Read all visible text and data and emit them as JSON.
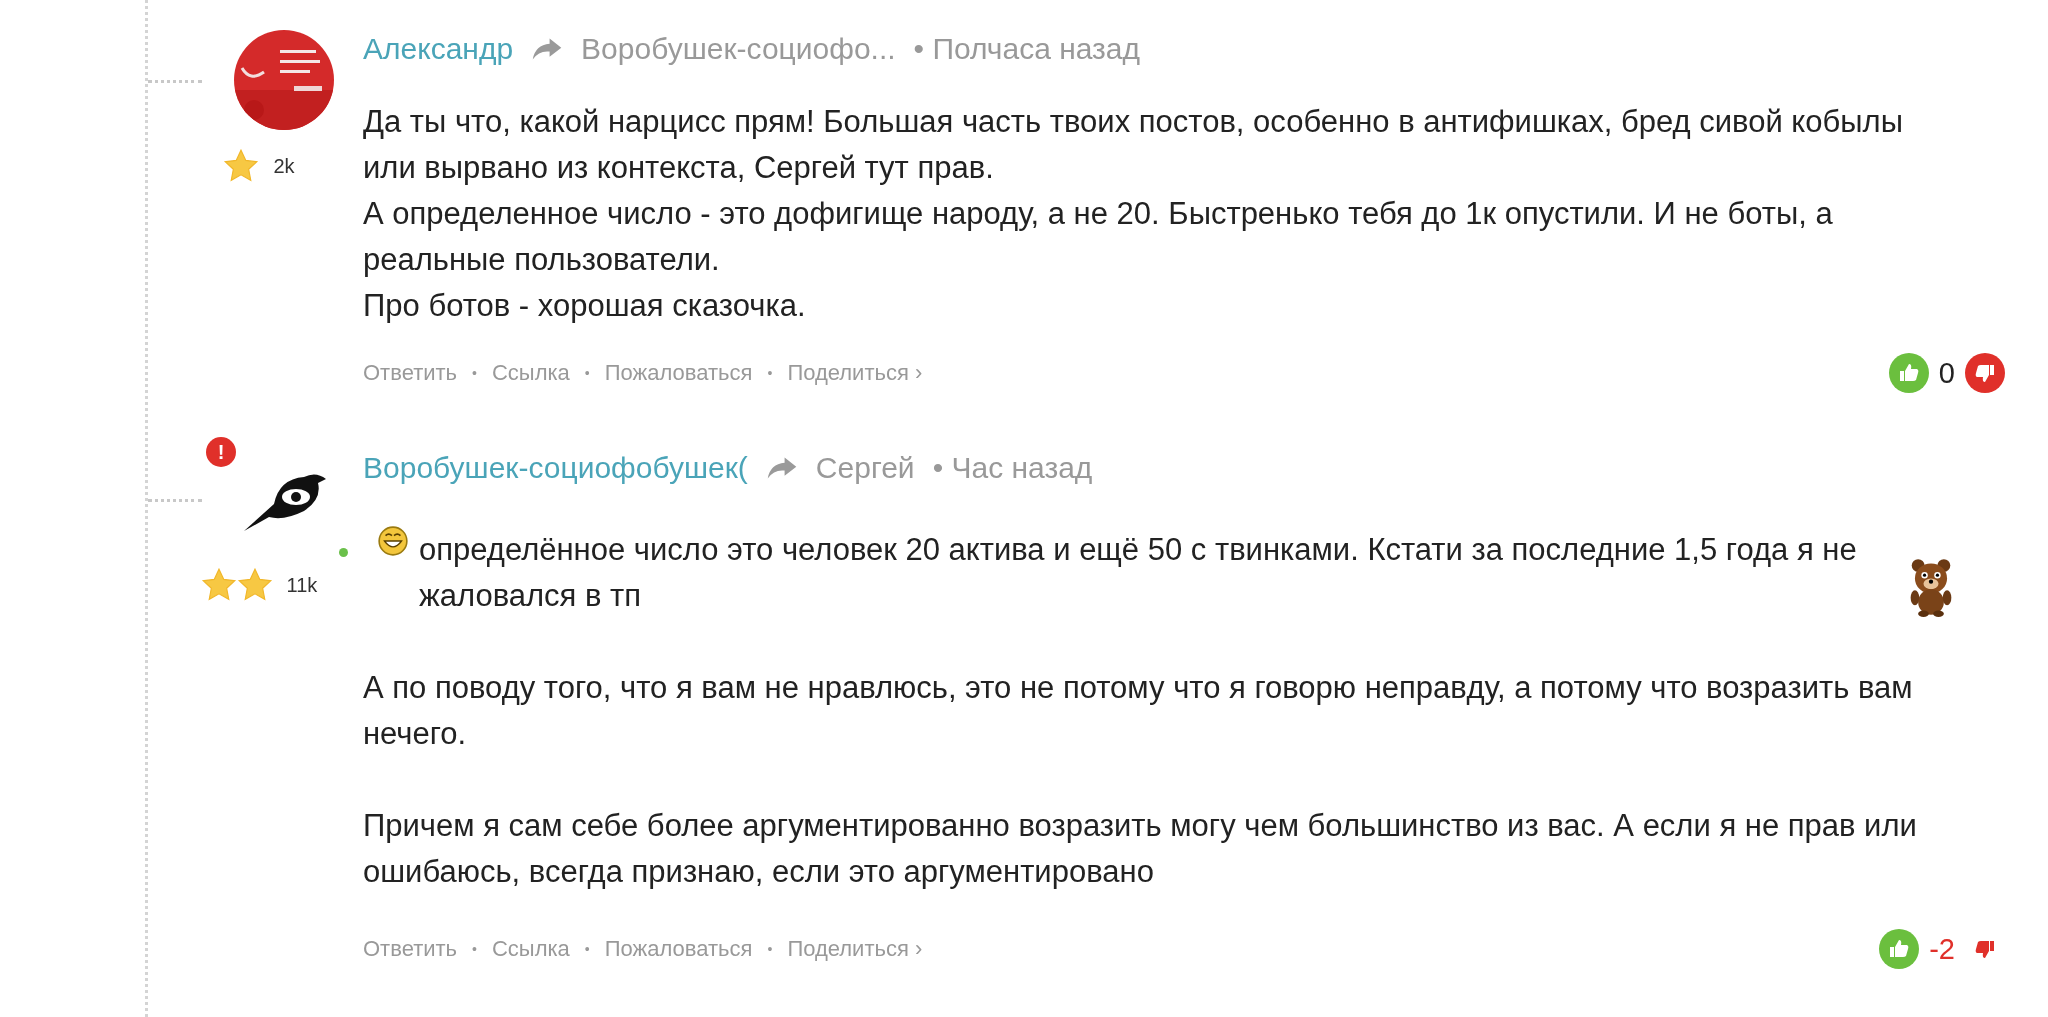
{
  "comments": [
    {
      "author": "Александр",
      "reply_to": "Воробушек-социофо...",
      "time": "• Полчаса назад",
      "avatar": {
        "kind": "picture"
      },
      "rank": [
        {
          "kind": "star"
        }
      ],
      "rating": "2k",
      "compact": true,
      "paragraphs": [
        [
          {
            "kind": "text",
            "text": "Да ты что, какой нарцисс прям! Большая часть твоих постов, особенно в антифишках, бред сивой кобылы или вырвано из контекста, Сергей тут прав."
          }
        ],
        [
          {
            "kind": "text",
            "text": "А определенное число - это дофигище народу, а не 20. Быстренько тебя до 1к опустили. И не боты, а реальные пользователи."
          }
        ],
        [
          {
            "kind": "text",
            "text": "Про ботов - хорошая сказочка."
          }
        ]
      ],
      "actions": [
        "Ответить",
        "Ссылка",
        "Пожаловаться",
        "Поделиться ›"
      ],
      "separator": "•",
      "score": "0",
      "score_negative": false,
      "downvoted": false
    },
    {
      "author": "Воробушек-социофобушек(",
      "reply_to": "Сергей",
      "time": "• Час назад",
      "avatar": {
        "kind": "bird"
      },
      "alert_badge": "!",
      "online": true,
      "rank": [
        {
          "kind": "star"
        },
        {
          "kind": "star"
        }
      ],
      "rating": "11k",
      "compact": false,
      "paragraphs": [
        [
          {
            "kind": "grin"
          },
          {
            "kind": "text",
            "text": "определённое число это человек 20 актива и ещё 50 с твинками. Кстати за последние 1,5 года я не жаловался в тп"
          },
          {
            "kind": "bear"
          }
        ],
        [
          {
            "kind": "text",
            "text": "А по поводу того, что я вам не нравлюсь, это не потому что я говорю неправду, а потому что возразить вам нечего."
          }
        ],
        [
          {
            "kind": "text",
            "text": "Причем я сам себе более аргументированно возразить могу чем большинство из вас. А если я не прав или ошибаюсь, всегда признаю, если это аргументировано"
          }
        ]
      ],
      "actions": [
        "Ответить",
        "Ссылка",
        "Пожаловаться",
        "Поделиться ›"
      ],
      "separator": "•",
      "score": "-2",
      "score_negative": true,
      "downvoted": true
    }
  ]
}
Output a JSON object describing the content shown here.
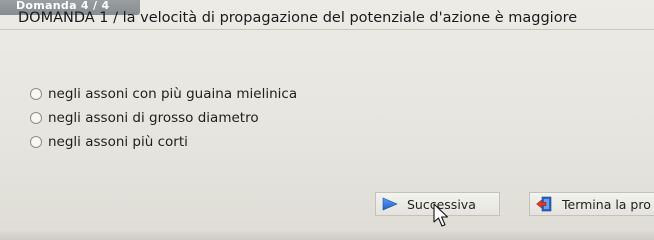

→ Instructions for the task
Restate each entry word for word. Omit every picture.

→ Exercise result
Read all visible text and data and emit them as JSON.
{
  "comments": [
    {
      "author": "Александр",
      "reply_to": "Воробушек-социофо...",
      "time": "• Полчаса назад",
      "avatar": {
        "kind": "picture"
      },
      "rank": [
        {
          "kind": "star"
        }
      ],
      "rating": "2k",
      "compact": true,
      "paragraphs": [
        [
          {
            "kind": "text",
            "text": "Да ты что, какой нарцисс прям! Большая часть твоих постов, особенно в антифишках, бред сивой кобылы или вырвано из контекста, Сергей тут прав."
          }
        ],
        [
          {
            "kind": "text",
            "text": "А определенное число - это дофигище народу, а не 20. Быстренько тебя до 1к опустили. И не боты, а реальные пользователи."
          }
        ],
        [
          {
            "kind": "text",
            "text": "Про ботов - хорошая сказочка."
          }
        ]
      ],
      "actions": [
        "Ответить",
        "Ссылка",
        "Пожаловаться",
        "Поделиться ›"
      ],
      "separator": "•",
      "score": "0",
      "score_negative": false,
      "downvoted": false
    },
    {
      "author": "Воробушек-социофобушек(",
      "reply_to": "Сергей",
      "time": "• Час назад",
      "avatar": {
        "kind": "bird"
      },
      "alert_badge": "!",
      "online": true,
      "rank": [
        {
          "kind": "star"
        },
        {
          "kind": "star"
        }
      ],
      "rating": "11k",
      "compact": false,
      "paragraphs": [
        [
          {
            "kind": "grin"
          },
          {
            "kind": "text",
            "text": "определённое число это человек 20 актива и ещё 50 с твинками. Кстати за последние 1,5 года я не жаловался в тп"
          },
          {
            "kind": "bear"
          }
        ],
        [
          {
            "kind": "text",
            "text": "А по поводу того, что я вам не нравлюсь, это не потому что я говорю неправду, а потому что возразить вам нечего."
          }
        ],
        [
          {
            "kind": "text",
            "text": "Причем я сам себе более аргументированно возразить могу чем большинство из вас. А если я не прав или ошибаюсь, всегда признаю, если это аргументировано"
          }
        ]
      ],
      "actions": [
        "Ответить",
        "Ссылка",
        "Пожаловаться",
        "Поделиться ›"
      ],
      "separator": "•",
      "score": "-2",
      "score_negative": true,
      "downvoted": true
    }
  ]
}
Output a JSON object describing the content shown here.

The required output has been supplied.